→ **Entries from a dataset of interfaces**
============

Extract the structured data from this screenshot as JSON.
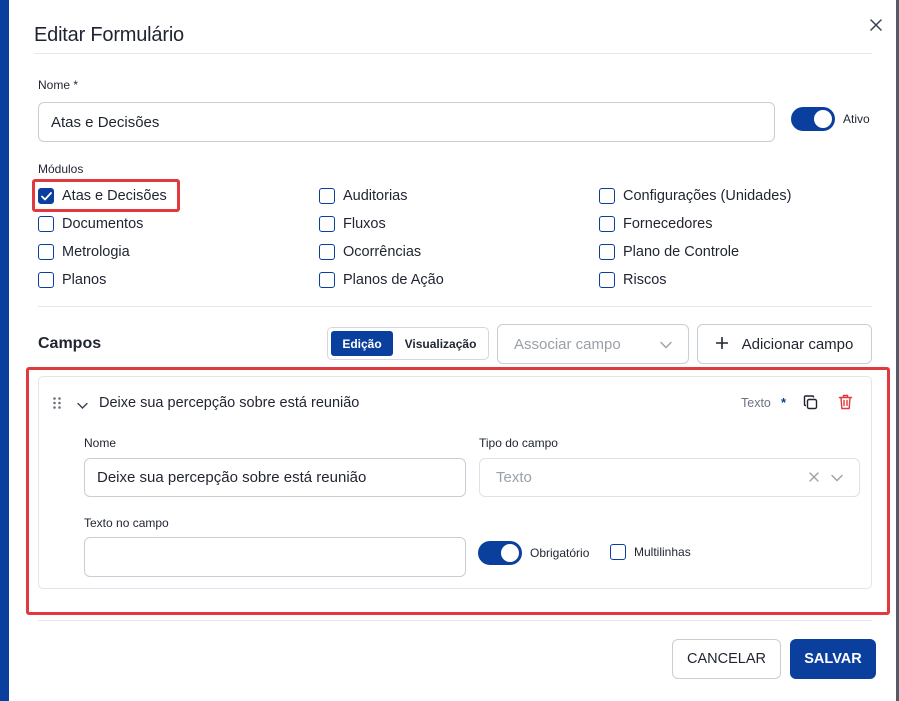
{
  "dialog": {
    "title": "Editar Formulário"
  },
  "name_field": {
    "label": "Nome *",
    "value": "Atas e Decisões"
  },
  "active_toggle": {
    "label": "Ativo",
    "on": true
  },
  "modules": {
    "label": "Módulos",
    "items": [
      {
        "label": "Atas e Decisões",
        "checked": true
      },
      {
        "label": "Auditorias",
        "checked": false
      },
      {
        "label": "Configurações (Unidades)",
        "checked": false
      },
      {
        "label": "Documentos",
        "checked": false
      },
      {
        "label": "Fluxos",
        "checked": false
      },
      {
        "label": "Fornecedores",
        "checked": false
      },
      {
        "label": "Metrologia",
        "checked": false
      },
      {
        "label": "Ocorrências",
        "checked": false
      },
      {
        "label": "Plano de Controle",
        "checked": false
      },
      {
        "label": "Planos",
        "checked": false
      },
      {
        "label": "Planos de Ação",
        "checked": false
      },
      {
        "label": "Riscos",
        "checked": false
      }
    ]
  },
  "fields": {
    "title": "Campos",
    "tabs": [
      {
        "label": "Edição",
        "active": true
      },
      {
        "label": "Visualização",
        "active": false
      }
    ],
    "associate_placeholder": "Associar campo",
    "add_button": "Adicionar campo",
    "field": {
      "header": "Deixe sua percepção sobre está reunião",
      "type_badge": "Texto",
      "required_mark": "*",
      "name_label": "Nome",
      "name_value": "Deixe sua percepção sobre está reunião",
      "type_label": "Tipo do campo",
      "type_value": "Texto",
      "placeholder_label": "Texto no campo",
      "placeholder_value": "",
      "required_label": "Obrigatório",
      "multiline_label": "Multilinhas"
    }
  },
  "footer": {
    "cancel": "CANCELAR",
    "save": "SALVAR"
  },
  "colors": {
    "primary": "#0b3f9e",
    "highlight": "#e0393e",
    "danger": "#e0393e"
  }
}
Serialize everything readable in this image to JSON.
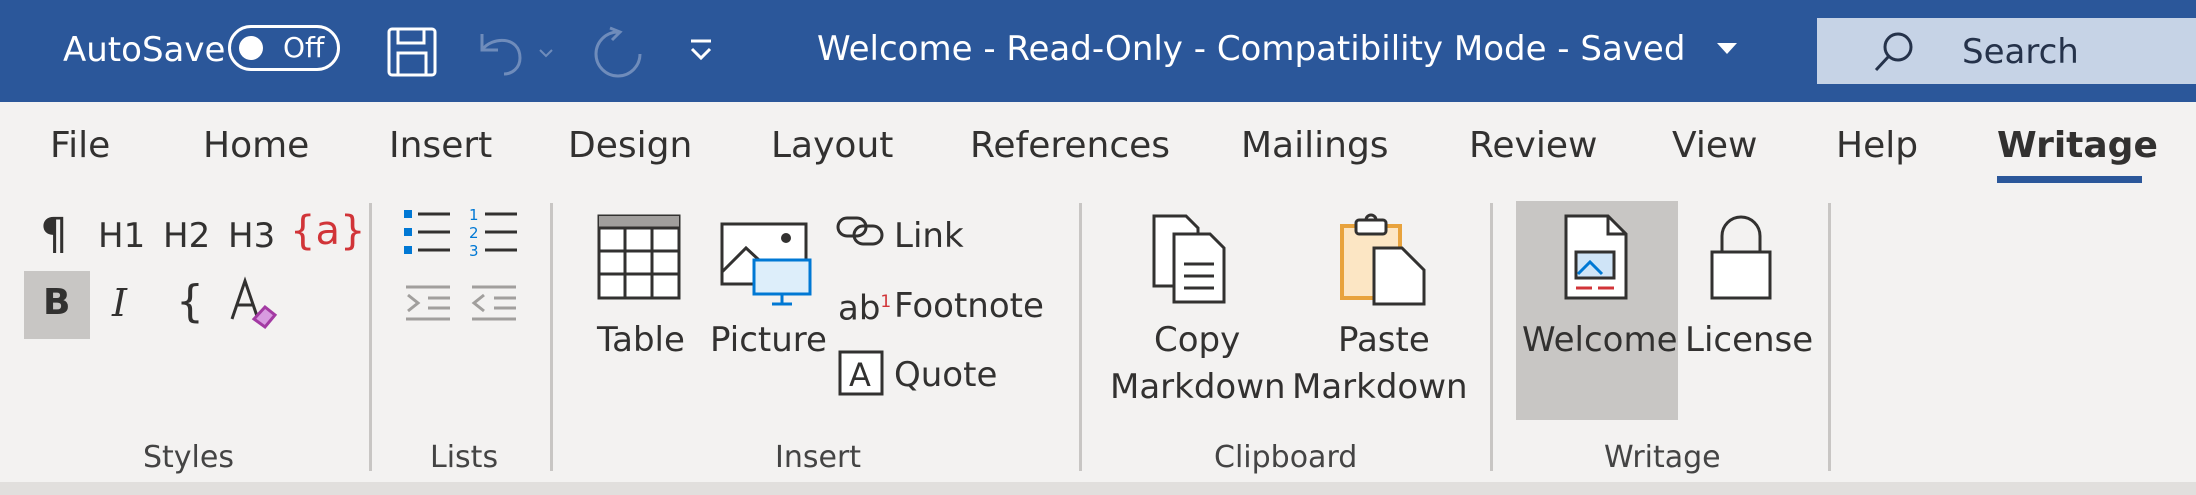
{
  "titlebar": {
    "autosave_label": "AutoSave",
    "autosave_state": "Off",
    "doc_title": "Welcome  -  Read-Only  -  Compatibility Mode  -  Saved",
    "search_label": "Search"
  },
  "tabs": [
    "File",
    "Home",
    "Insert",
    "Design",
    "Layout",
    "References",
    "Mailings",
    "Review",
    "View",
    "Help",
    "Writage"
  ],
  "active_tab": "Writage",
  "styles": {
    "paragraph_glyph": "¶",
    "h1": "H1",
    "h2": "H2",
    "h3": "H3",
    "variable": "{a}",
    "bold": "B",
    "italic": "I",
    "brace": "{",
    "label": "Styles"
  },
  "lists": {
    "label": "Lists"
  },
  "insert": {
    "table": "Table",
    "picture": "Picture",
    "link": "Link",
    "footnote": "Footnote",
    "quote": "Quote",
    "label": "Insert"
  },
  "clipboard": {
    "copy_line1": "Copy",
    "copy_line2": "Markdown",
    "paste_line1": "Paste",
    "paste_line2": "Markdown",
    "label": "Clipboard"
  },
  "writage": {
    "welcome": "Welcome",
    "license": "License",
    "label": "Writage"
  },
  "colors": {
    "titlebar": "#2b579a",
    "ribbon": "#f3f2f1",
    "search_box": "#c6d3e6",
    "variable_red": "#d13438",
    "list_blue": "#0078d4",
    "paste_orange": "#e8a33d"
  }
}
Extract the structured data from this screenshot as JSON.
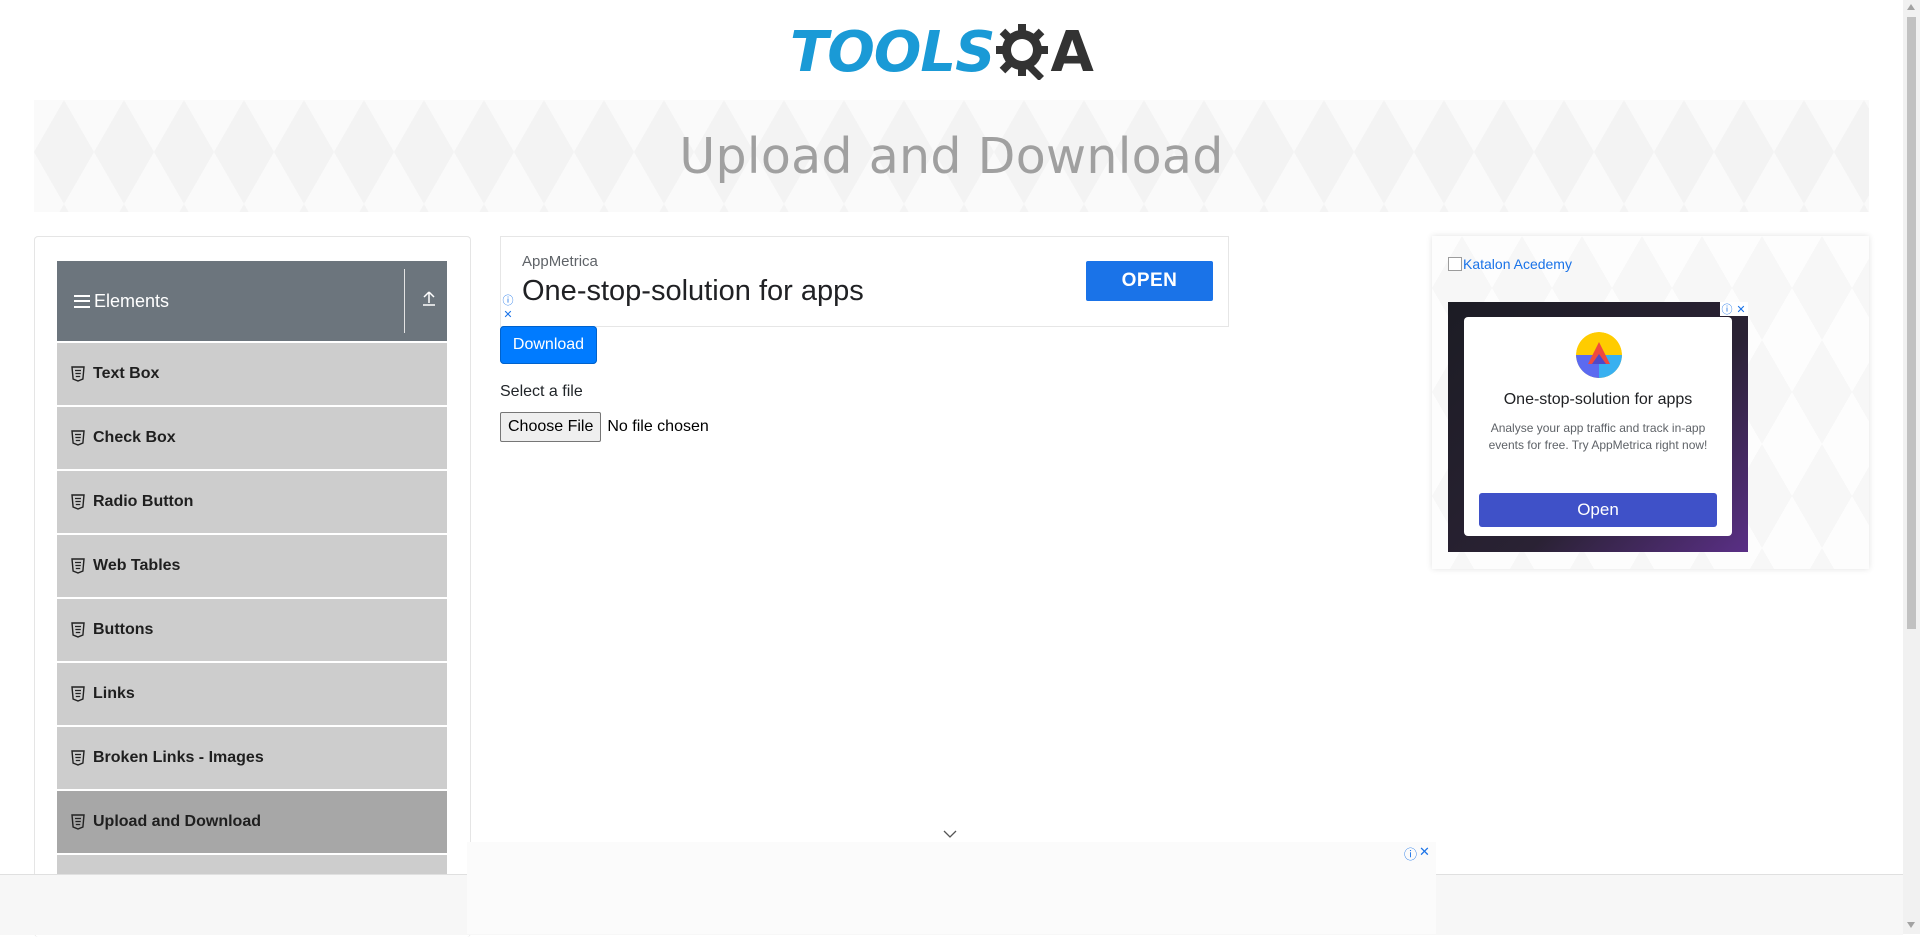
{
  "logo": {
    "part1": "TOOLS",
    "part3": "A",
    "alt": "ToolsQA"
  },
  "banner": {
    "title": "Upload and Download"
  },
  "sidebar": {
    "group_title": "Elements",
    "items": [
      {
        "label": "Text Box",
        "active": false
      },
      {
        "label": "Check Box",
        "active": false
      },
      {
        "label": "Radio Button",
        "active": false
      },
      {
        "label": "Web Tables",
        "active": false
      },
      {
        "label": "Buttons",
        "active": false
      },
      {
        "label": "Links",
        "active": false
      },
      {
        "label": "Broken Links - Images",
        "active": false
      },
      {
        "label": "Upload and Download",
        "active": true
      }
    ]
  },
  "top_ad": {
    "brand": "AppMetrica",
    "headline": "One-stop-solution for apps",
    "cta": "OPEN"
  },
  "main": {
    "download_label": "Download",
    "select_label": "Select a file",
    "choose_file_label": "Choose File",
    "no_file_text": "No file chosen"
  },
  "right_ad": {
    "link_text": "Katalon Acedemy",
    "card_title": "One-stop-solution for apps",
    "card_desc": "Analyse your app traffic and track in-app events for free. Try AppMetrica right now!",
    "card_cta": "Open"
  },
  "icons": {
    "ad_info": "ⓘ",
    "ad_close": "✕"
  },
  "colors": {
    "primary": "#007bff",
    "group_header": "#6c757d",
    "menu_item": "#cdcdcd",
    "menu_item_active": "#a7a7a7",
    "banner_text": "#a0a0a0",
    "ad_button": "#1a73e8",
    "card_button": "#3f51c8"
  }
}
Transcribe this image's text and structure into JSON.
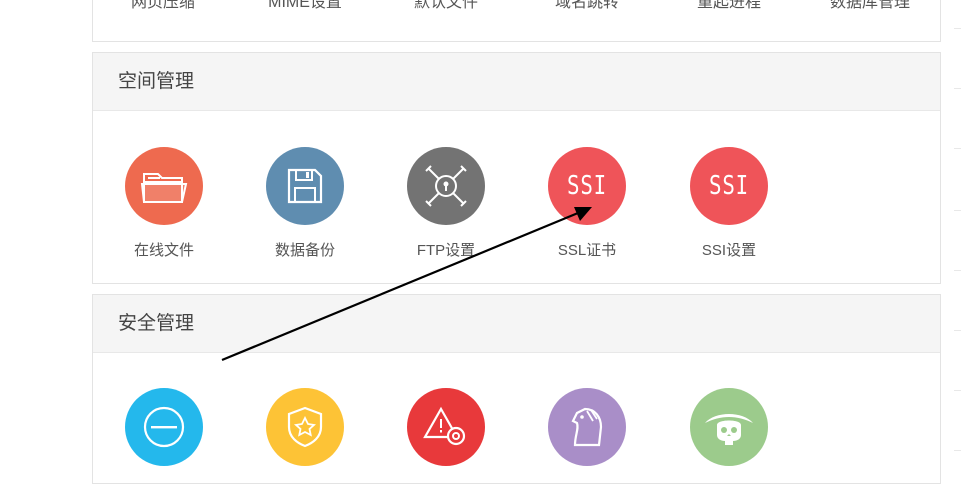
{
  "top_row": {
    "items": [
      "网页压缩",
      "MIME设置",
      "默认文件",
      "域名跳转",
      "重起进程",
      "数据库管理"
    ]
  },
  "space_panel": {
    "title": "空间管理",
    "items": [
      {
        "label": "在线文件",
        "icon": "folder-icon",
        "color": "#ee6a4f"
      },
      {
        "label": "数据备份",
        "icon": "floppy-disk-icon",
        "color": "#5f8db0"
      },
      {
        "label": "FTP设置",
        "icon": "ftp-network-icon",
        "color": "#737373"
      },
      {
        "label": "SSL证书",
        "icon": "ssl-icon",
        "color": "#ef5459",
        "icon_text": "SSI"
      },
      {
        "label": "SSI设置",
        "icon": "ssi-icon",
        "color": "#ef5459",
        "icon_text": "SSI"
      }
    ]
  },
  "security_panel": {
    "title": "安全管理",
    "items": [
      {
        "icon": "minus-circle-icon",
        "color": "#24b8ec"
      },
      {
        "icon": "shield-star-icon",
        "color": "#fdc336"
      },
      {
        "icon": "warning-gear-icon",
        "color": "#e8393b"
      },
      {
        "icon": "trojan-horse-icon",
        "color": "#a98ec8"
      },
      {
        "icon": "pirate-skull-icon",
        "color": "#9ccb8c"
      }
    ]
  }
}
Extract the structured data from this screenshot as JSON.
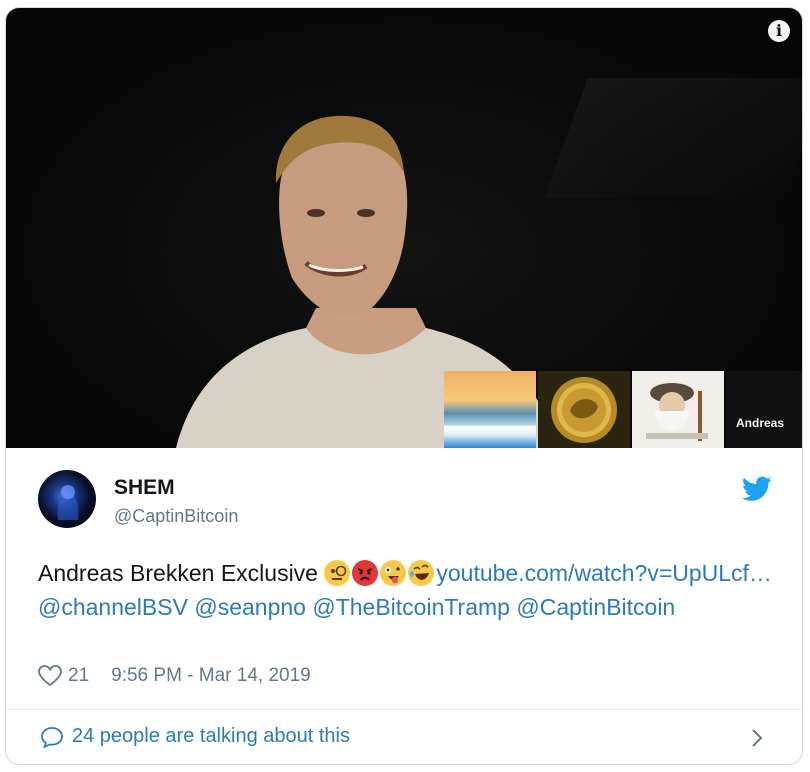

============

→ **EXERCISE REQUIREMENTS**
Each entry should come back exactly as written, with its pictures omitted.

→ **ANSWER FOR THE TASK**
Extract the structured data from this screenshot as JSON.
{
  "dialog": {
    "title": "Editar Formulário"
  },
  "name_field": {
    "label": "Nome *",
    "value": "Atas e Decisões"
  },
  "active_toggle": {
    "label": "Ativo",
    "on": true
  },
  "modules": {
    "label": "Módulos",
    "items": [
      {
        "label": "Atas e Decisões",
        "checked": true
      },
      {
        "label": "Auditorias",
        "checked": false
      },
      {
        "label": "Configurações (Unidades)",
        "checked": false
      },
      {
        "label": "Documentos",
        "checked": false
      },
      {
        "label": "Fluxos",
        "checked": false
      },
      {
        "label": "Fornecedores",
        "checked": false
      },
      {
        "label": "Metrologia",
        "checked": false
      },
      {
        "label": "Ocorrências",
        "checked": false
      },
      {
        "label": "Plano de Controle",
        "checked": false
      },
      {
        "label": "Planos",
        "checked": false
      },
      {
        "label": "Planos de Ação",
        "checked": false
      },
      {
        "label": "Riscos",
        "checked": false
      }
    ]
  },
  "fields": {
    "title": "Campos",
    "tabs": [
      {
        "label": "Edição",
        "active": true
      },
      {
        "label": "Visualização",
        "active": false
      }
    ],
    "associate_placeholder": "Associar campo",
    "add_button": "Adicionar campo",
    "field": {
      "header": "Deixe sua percepção sobre está reunião",
      "type_badge": "Texto",
      "required_mark": "*",
      "name_label": "Nome",
      "name_value": "Deixe sua percepção sobre está reunião",
      "type_label": "Tipo do campo",
      "type_value": "Texto",
      "placeholder_label": "Texto no campo",
      "placeholder_value": "",
      "required_label": "Obrigatório",
      "multiline_label": "Multilinhas"
    }
  },
  "footer": {
    "cancel": "CANCELAR",
    "save": "SALVAR"
  },
  "colors": {
    "primary": "#0b3f9e",
    "highlight": "#e0393e",
    "danger": "#e0393e"
  }
}
Serialize everything readable in this image to JSON.
{
  "titlebar": {
    "autosave_label": "AutoSave",
    "autosave_state": "Off",
    "doc_title": "Welcome  -  Read-Only  -  Compatibility Mode  -  Saved",
    "search_label": "Search"
  },
  "tabs": [
    "File",
    "Home",
    "Insert",
    "Design",
    "Layout",
    "References",
    "Mailings",
    "Review",
    "View",
    "Help",
    "Writage"
  ],
  "active_tab": "Writage",
  "styles": {
    "paragraph_glyph": "¶",
    "h1": "H1",
    "h2": "H2",
    "h3": "H3",
    "variable": "{a}",
    "bold": "B",
    "italic": "I",
    "brace": "{",
    "label": "Styles"
  },
  "lists": {
    "label": "Lists"
  },
  "insert": {
    "table": "Table",
    "picture": "Picture",
    "link": "Link",
    "footnote": "Footnote",
    "quote": "Quote",
    "label": "Insert"
  },
  "clipboard": {
    "copy_line1": "Copy",
    "copy_line2": "Markdown",
    "paste_line1": "Paste",
    "paste_line2": "Markdown",
    "label": "Clipboard"
  },
  "writage": {
    "welcome": "Welcome",
    "license": "License",
    "label": "Writage"
  },
  "colors": {
    "titlebar": "#2b579a",
    "ribbon": "#f3f2f1",
    "search_box": "#c6d3e6",
    "variable_red": "#d13438",
    "list_blue": "#0078d4",
    "paste_orange": "#e8a33d"
  }
}
Extract the structured data from this screenshot as JSON.
{
  "logo": {
    "part1": "TOOLS",
    "part3": "A",
    "alt": "ToolsQA"
  },
  "banner": {
    "title": "Upload and Download"
  },
  "sidebar": {
    "group_title": "Elements",
    "items": [
      {
        "label": "Text Box",
        "active": false
      },
      {
        "label": "Check Box",
        "active": false
      },
      {
        "label": "Radio Button",
        "active": false
      },
      {
        "label": "Web Tables",
        "active": false
      },
      {
        "label": "Buttons",
        "active": false
      },
      {
        "label": "Links",
        "active": false
      },
      {
        "label": "Broken Links - Images",
        "active": false
      },
      {
        "label": "Upload and Download",
        "active": true
      }
    ]
  },
  "top_ad": {
    "brand": "AppMetrica",
    "headline": "One-stop-solution for apps",
    "cta": "OPEN"
  },
  "main": {
    "download_label": "Download",
    "select_label": "Select a file",
    "choose_file_label": "Choose File",
    "no_file_text": "No file chosen"
  },
  "right_ad": {
    "link_text": "Katalon Acedemy",
    "card_title": "One-stop-solution for apps",
    "card_desc": "Analyse your app traffic and track in-app events for free. Try AppMetrica right now!",
    "card_cta": "Open"
  },
  "icons": {
    "ad_info": "ⓘ",
    "ad_close": "✕"
  },
  "colors": {
    "primary": "#007bff",
    "group_header": "#6c757d",
    "menu_item": "#cdcdcd",
    "menu_item_active": "#a7a7a7",
    "banner_text": "#a0a0a0",
    "ad_button": "#1a73e8",
    "card_button": "#3f51c8"
  }
}
Transcribe this image's text and structure into JSON.
{
  "top_row": {
    "items": [
      "网页压缩",
      "MIME设置",
      "默认文件",
      "域名跳转",
      "重起进程",
      "数据库管理"
    ]
  },
  "space_panel": {
    "title": "空间管理",
    "items": [
      {
        "label": "在线文件",
        "icon": "folder-icon",
        "color": "#ee6a4f"
      },
      {
        "label": "数据备份",
        "icon": "floppy-disk-icon",
        "color": "#5f8db0"
      },
      {
        "label": "FTP设置",
        "icon": "ftp-network-icon",
        "color": "#737373"
      },
      {
        "label": "SSL证书",
        "icon": "ssl-icon",
        "color": "#ef5459",
        "icon_text": "SSI"
      },
      {
        "label": "SSI设置",
        "icon": "ssi-icon",
        "color": "#ef5459",
        "icon_text": "SSI"
      }
    ]
  },
  "security_panel": {
    "title": "安全管理",
    "items": [
      {
        "icon": "minus-circle-icon",
        "color": "#24b8ec"
      },
      {
        "icon": "shield-star-icon",
        "color": "#fdc336"
      },
      {
        "icon": "warning-gear-icon",
        "color": "#e8393b"
      },
      {
        "icon": "trojan-horse-icon",
        "color": "#a98ec8"
      },
      {
        "icon": "pirate-skull-icon",
        "color": "#9ccb8c"
      }
    ]
  }
}
Extract the structured data from this screenshot as JSON.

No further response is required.